--- EXTRACTED INFORMATION Enclosed Below ---

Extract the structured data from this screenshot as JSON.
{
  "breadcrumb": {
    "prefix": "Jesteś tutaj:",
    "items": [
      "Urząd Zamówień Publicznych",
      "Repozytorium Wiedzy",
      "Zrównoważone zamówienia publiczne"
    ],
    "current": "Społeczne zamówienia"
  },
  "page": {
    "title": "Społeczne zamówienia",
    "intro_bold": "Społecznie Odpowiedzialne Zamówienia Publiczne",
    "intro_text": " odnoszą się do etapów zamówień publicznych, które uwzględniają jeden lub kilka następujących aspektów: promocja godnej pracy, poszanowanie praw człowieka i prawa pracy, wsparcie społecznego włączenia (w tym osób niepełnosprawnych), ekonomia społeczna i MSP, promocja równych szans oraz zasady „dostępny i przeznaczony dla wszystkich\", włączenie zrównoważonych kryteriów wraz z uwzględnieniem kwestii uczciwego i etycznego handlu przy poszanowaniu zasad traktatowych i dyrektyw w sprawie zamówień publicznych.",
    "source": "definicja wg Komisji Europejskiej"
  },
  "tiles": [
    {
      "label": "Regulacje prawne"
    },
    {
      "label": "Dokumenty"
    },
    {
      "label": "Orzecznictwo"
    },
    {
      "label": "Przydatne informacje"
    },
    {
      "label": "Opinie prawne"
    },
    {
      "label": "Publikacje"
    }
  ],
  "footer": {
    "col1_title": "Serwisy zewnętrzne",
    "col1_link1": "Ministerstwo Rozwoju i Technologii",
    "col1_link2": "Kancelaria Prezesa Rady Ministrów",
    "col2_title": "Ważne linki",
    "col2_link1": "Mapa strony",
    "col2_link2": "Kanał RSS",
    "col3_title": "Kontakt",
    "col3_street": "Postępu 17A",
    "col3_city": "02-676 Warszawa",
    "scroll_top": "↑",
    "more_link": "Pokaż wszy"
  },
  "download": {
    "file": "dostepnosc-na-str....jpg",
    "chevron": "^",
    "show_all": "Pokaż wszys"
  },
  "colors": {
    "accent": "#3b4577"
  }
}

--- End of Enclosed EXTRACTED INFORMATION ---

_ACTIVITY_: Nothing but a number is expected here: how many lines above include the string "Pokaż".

_SOLUTION TO THE EXERCISE_: 2